Over 20 years ago, doctors started using therapeutic shock waves to eliminate kidney stones. With the alarming number of opioid dependent users around the world, the global pain management industry has seen a rise in alternative pain management strategies, including ShockWave Therapy.
First of all, what is ShockWave therapy?
It’s the use of either or both Radial Pressure Waves (RPW) or Focused Shock Waves (FSW) in target areas to relieve pain and other therapeutic and wellness applications. RPW reach up to 5 centimeters, while FSW reach up to 12.5 centimeters. Some cases require a combination of both for pain management.
Physiotherapists in Europe and other parts of the world are using it to treat sport and orthopedic injuries. Thus, anyone with musculoskeletal disorders (MSDs) could benefit from such therapy.
ShockWave Therapy claims to do more than just reduce pain. Other than transmitting shocks to the tissue to disrupt pain signals and promote the release of pain, certified ShockWave therapists explain that it improves blood circulation. With more oxygen to the tissue means faster healing and regeneration.
But the use of RPW and/or FSW is not an effective treatment on its own. In fact, physiotherapist and ShockWave therapist Anil Daniel Prasad tells Gulf News that he divides his treatment plans into several categories. After a thorough examination, he treats his patients with lifestyle education, manual therapy and dry needling. He also prescribes exercise.

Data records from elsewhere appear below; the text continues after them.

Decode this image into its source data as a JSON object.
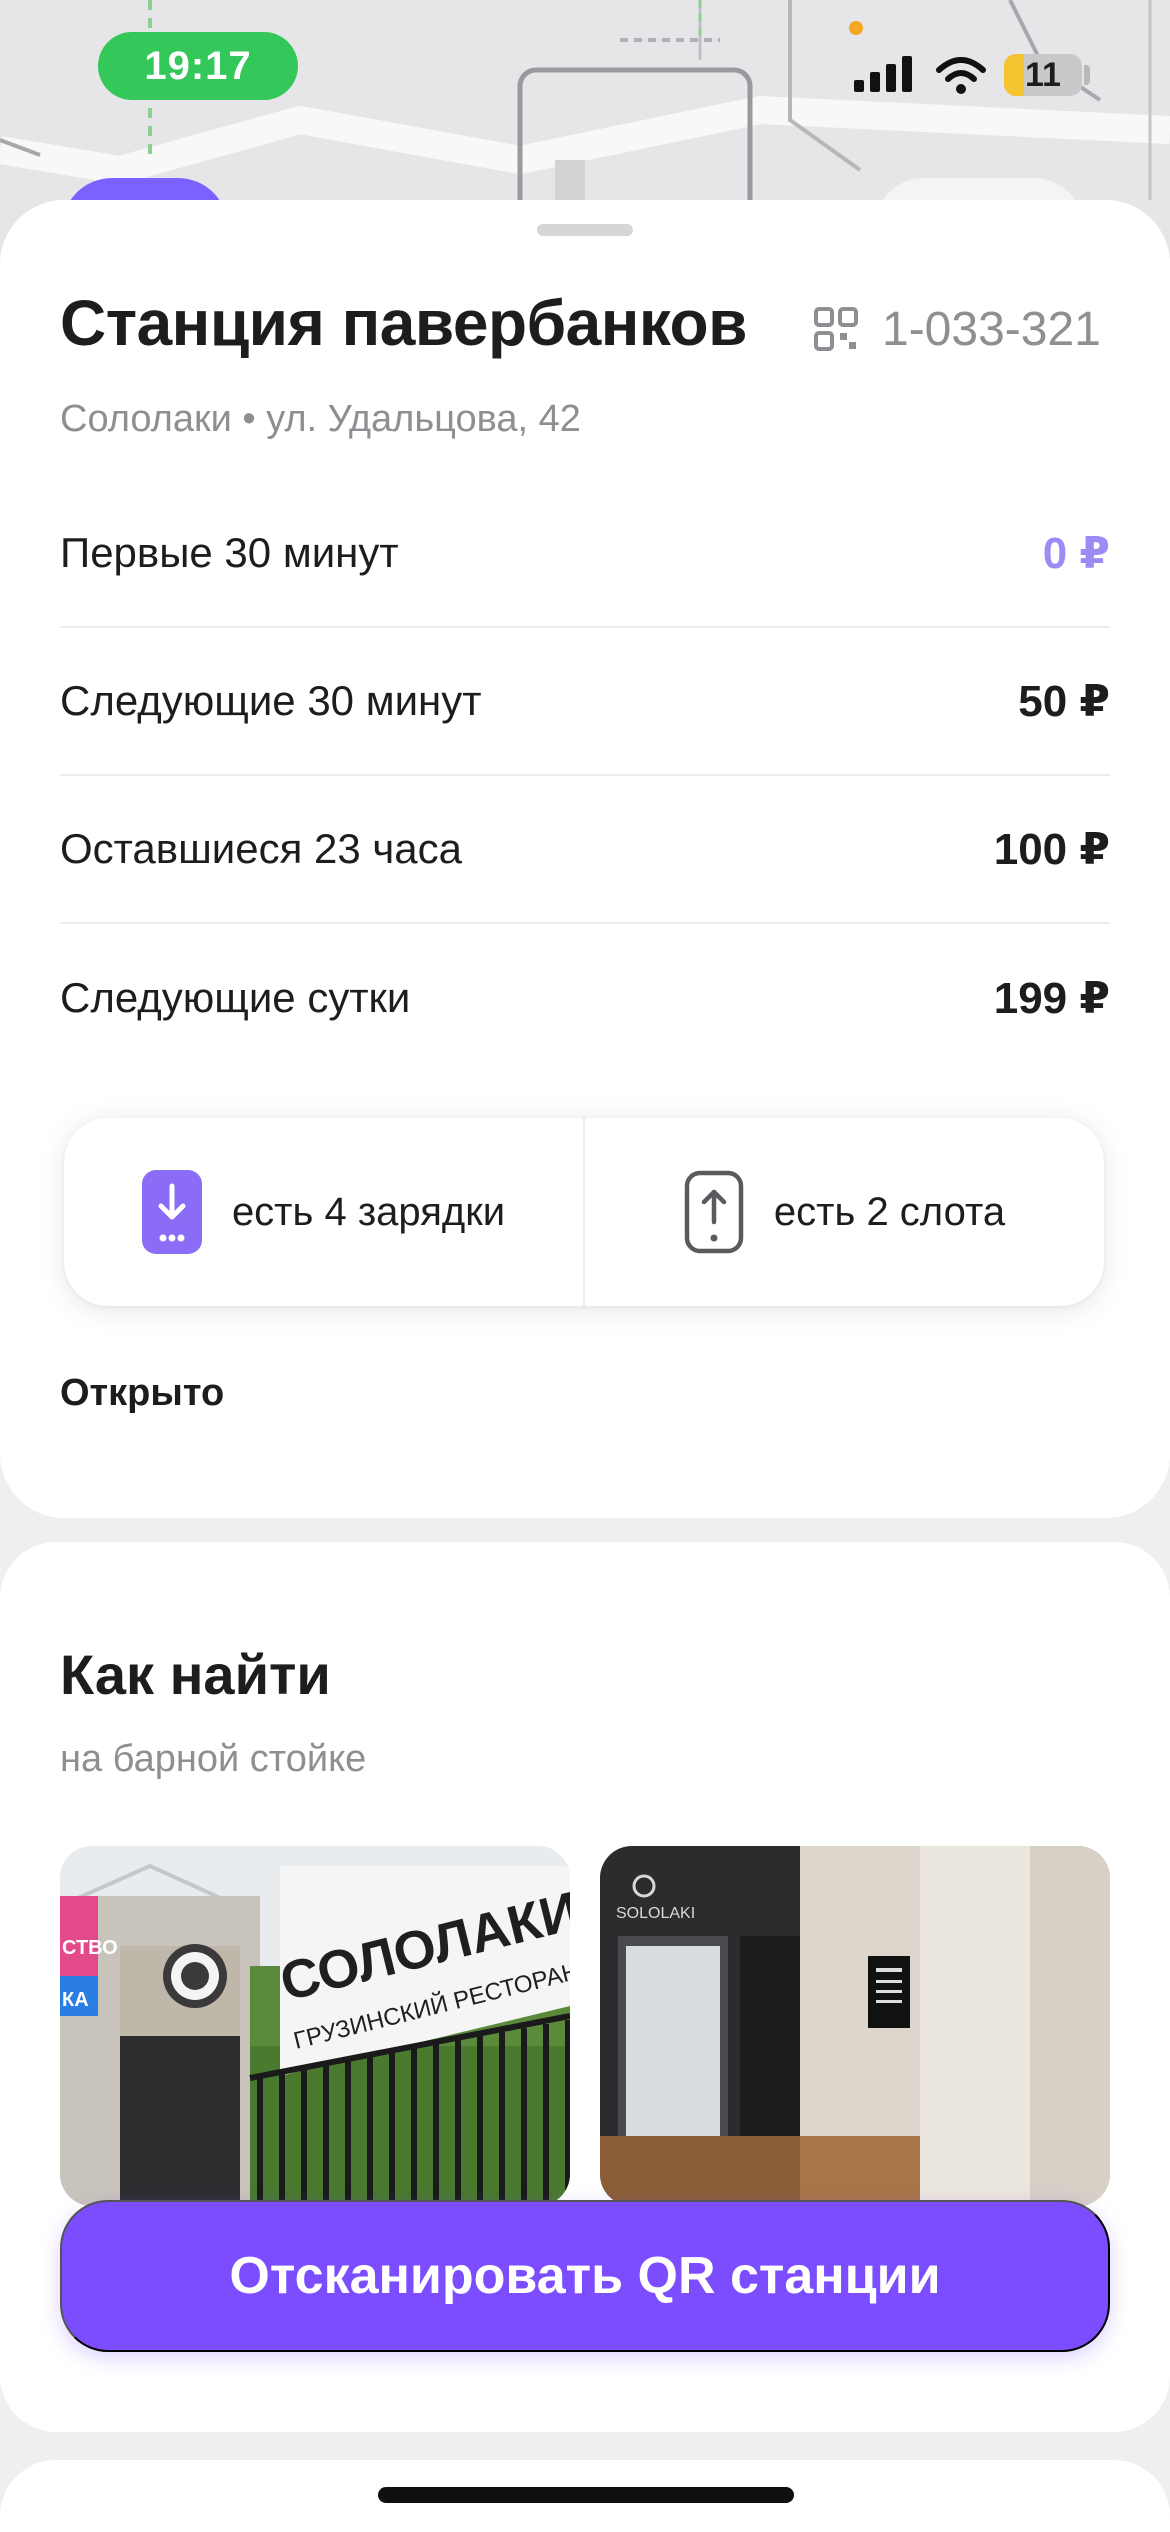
{
  "status_bar": {
    "time": "19:17",
    "battery": "11",
    "battery_level_percent": 11
  },
  "station": {
    "title": "Станция павербанков",
    "code": "1-033-321",
    "address": "Сололаки • ул. Удальцова, 42"
  },
  "tariffs": [
    {
      "label": "Первые 30 минут",
      "price": "0 ₽"
    },
    {
      "label": "Следующие 30 минут",
      "price": "50 ₽"
    },
    {
      "label": "Оставшиеся 23 часа",
      "price": "100 ₽"
    },
    {
      "label": "Следующие сутки",
      "price": "199 ₽"
    }
  ],
  "availability": {
    "chargers": "есть 4 зарядки",
    "slots": "есть 2 слота"
  },
  "open_status": "Открыто",
  "how_to_find": {
    "title": "Как найти",
    "hint": "на барной стойке"
  },
  "photos": {
    "sign_1_line_1": "СОЛОЛАКИ",
    "sign_1_line_2": "ГРУЗИНСКИЙ РЕСТОРАН",
    "sign_1_side_a": "СТВО",
    "sign_1_side_b": "КА",
    "sign_2_logo": "SOLOLAKI"
  },
  "actions": {
    "scan_qr": "Отсканировать QR станции"
  },
  "icons": {
    "qr": "qr-code-icon",
    "download": "powerbank-download-icon",
    "upload": "slot-upload-icon",
    "signal": "cellular-signal-icon",
    "wifi": "wifi-icon"
  },
  "colors": {
    "accent": "#7b4dff",
    "free_price": "#9b8cf5",
    "time_pill": "#34c759",
    "muted_text": "#8e8e93"
  }
}
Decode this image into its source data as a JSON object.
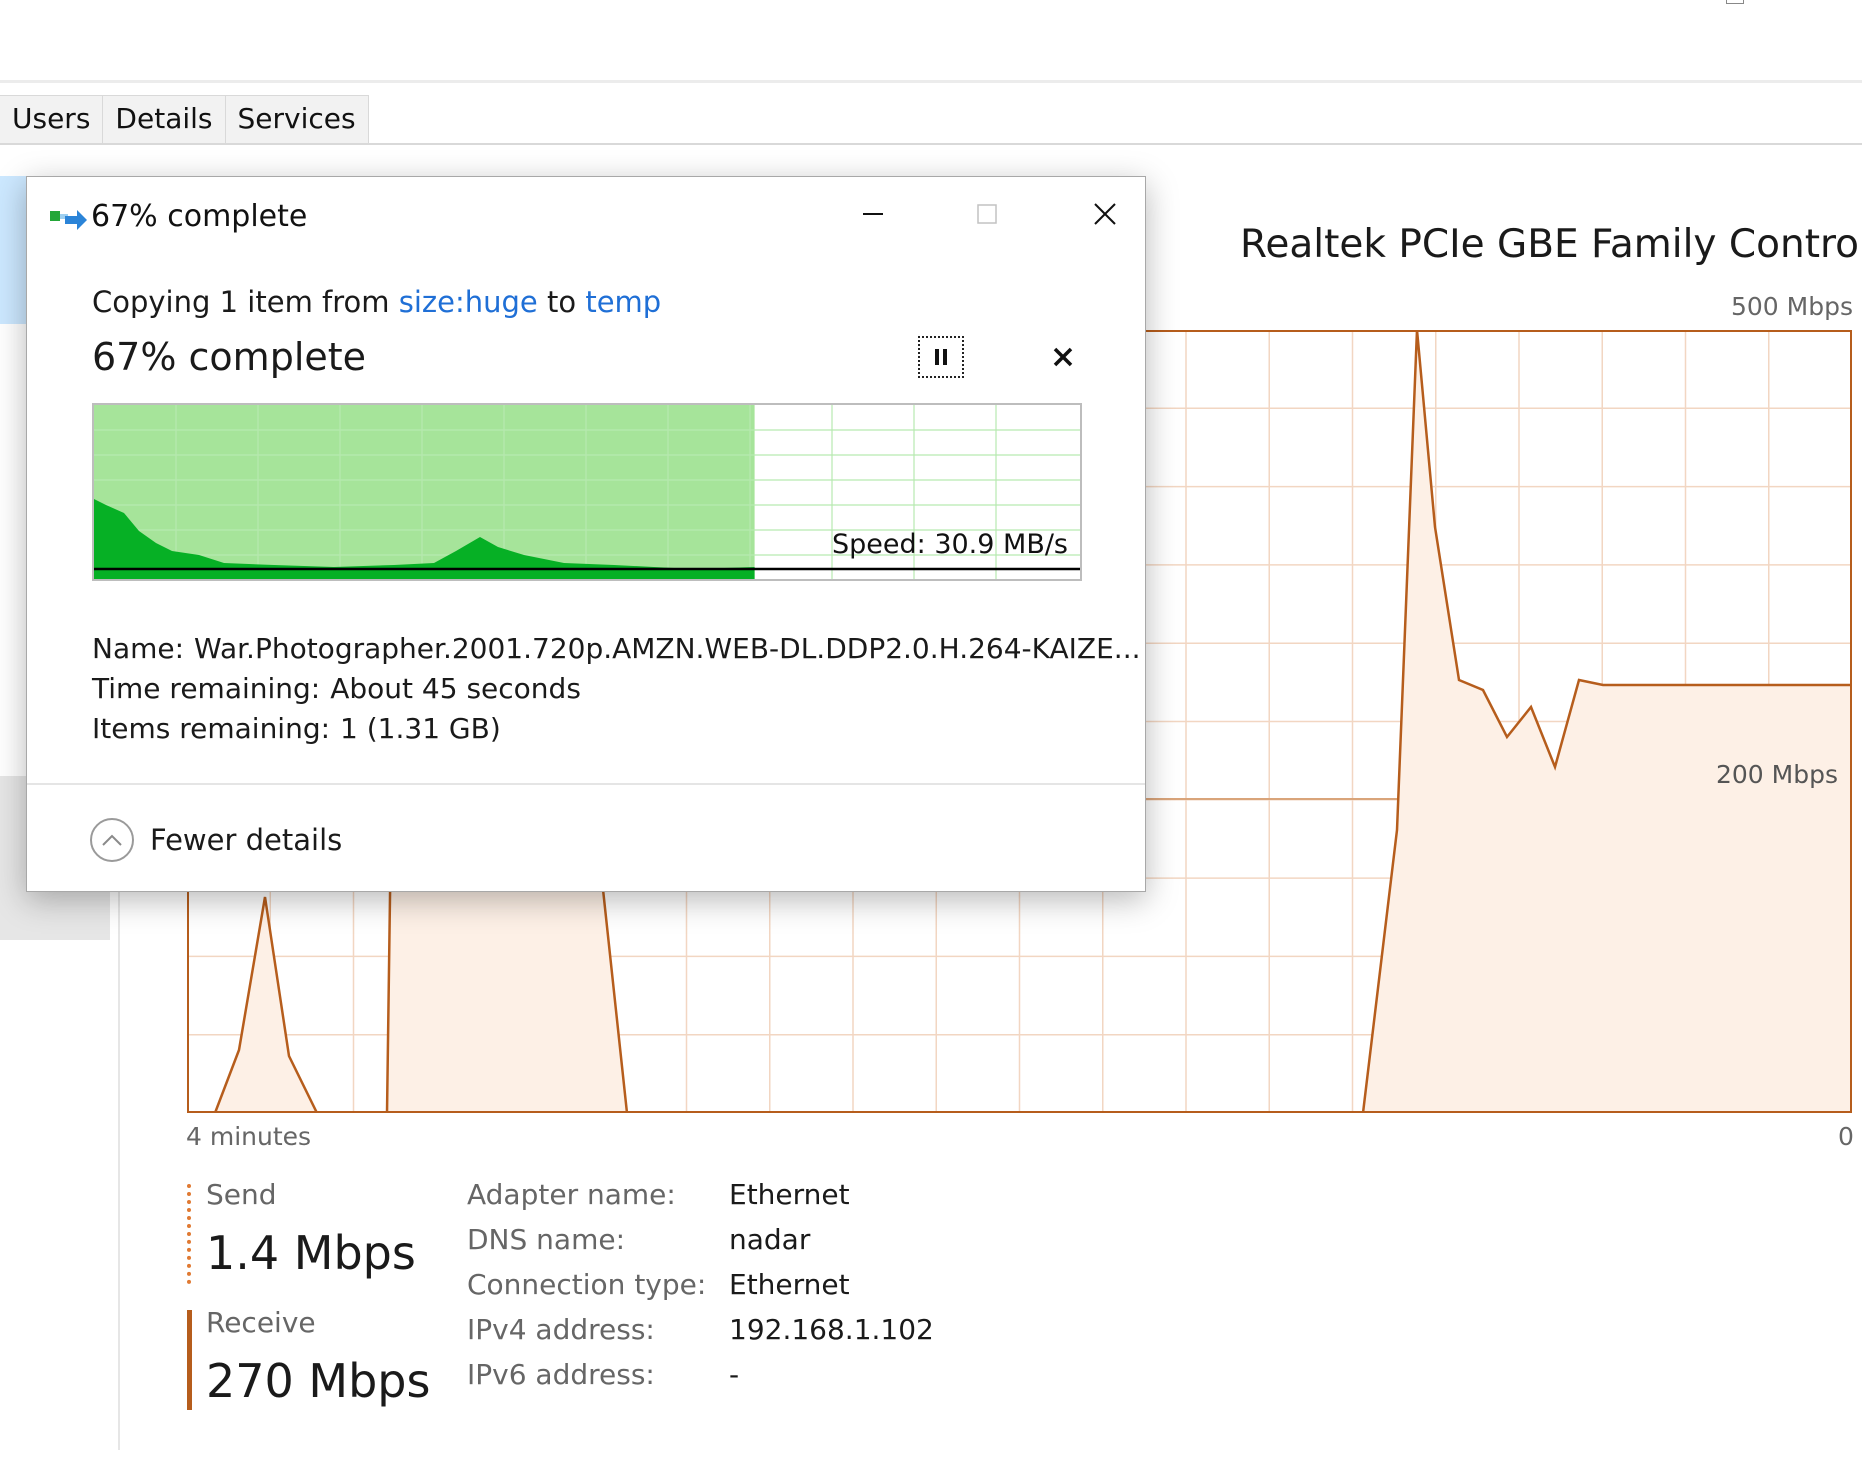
{
  "task_manager": {
    "tabs": [
      {
        "label": "Users"
      },
      {
        "label": "Details"
      },
      {
        "label": "Services"
      }
    ],
    "adapter_title": "Realtek PCIe GBE Family Controller",
    "graph": {
      "y_max_label": "500 Mbps",
      "y_mid_label": "200 Mbps",
      "x_left_label": "4 minutes",
      "x_right_label": "0",
      "line_color": "#b65d1c",
      "fill_color": "#fdf0e6",
      "grid_color": "#f2d6c2"
    },
    "send": {
      "label": "Send",
      "value": "1.4 Mbps",
      "color": "#e07a33"
    },
    "receive": {
      "label": "Receive",
      "value": "270 Mbps",
      "color": "#b65d1c"
    },
    "properties": [
      {
        "key": "Adapter name:",
        "value": "Ethernet"
      },
      {
        "key": "DNS name:",
        "value": "nadar"
      },
      {
        "key": "Connection type:",
        "value": "Ethernet"
      },
      {
        "key": "IPv4 address:",
        "value": "192.168.1.102"
      },
      {
        "key": "IPv6 address:",
        "value": "-"
      }
    ]
  },
  "copy_dialog": {
    "title": "67% complete",
    "copy_prefix": "Copying 1 item from",
    "source": "size:huge",
    "to_word": "to",
    "destination": "temp",
    "heading": "67% complete",
    "progress": 0.67,
    "speed_label": "Speed: 30.9 MB/s",
    "name_key": "Name:",
    "name_value": "War.Photographer.2001.720p.AMZN.WEB-DL.DDP2.0.H.264-KAIZE...",
    "time_key": "Time remaining:",
    "time_value": "About 45 seconds",
    "items_key": "Items remaining:",
    "items_value": "1 (1.31 GB)",
    "fewer_details": "Fewer details",
    "colors": {
      "progress_fill": "#a6e49a",
      "speed_fill": "#06b025",
      "grid": "#b7e9b0"
    }
  }
}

It’s not just licensed physiotherapists using ShockWave therapy these days. Physicians are also using a combination of waves to treat their patients’ pain. And for those interested the alternative pain therapy, Prasad suggests looking at online forums to learn about the appropriate configurations.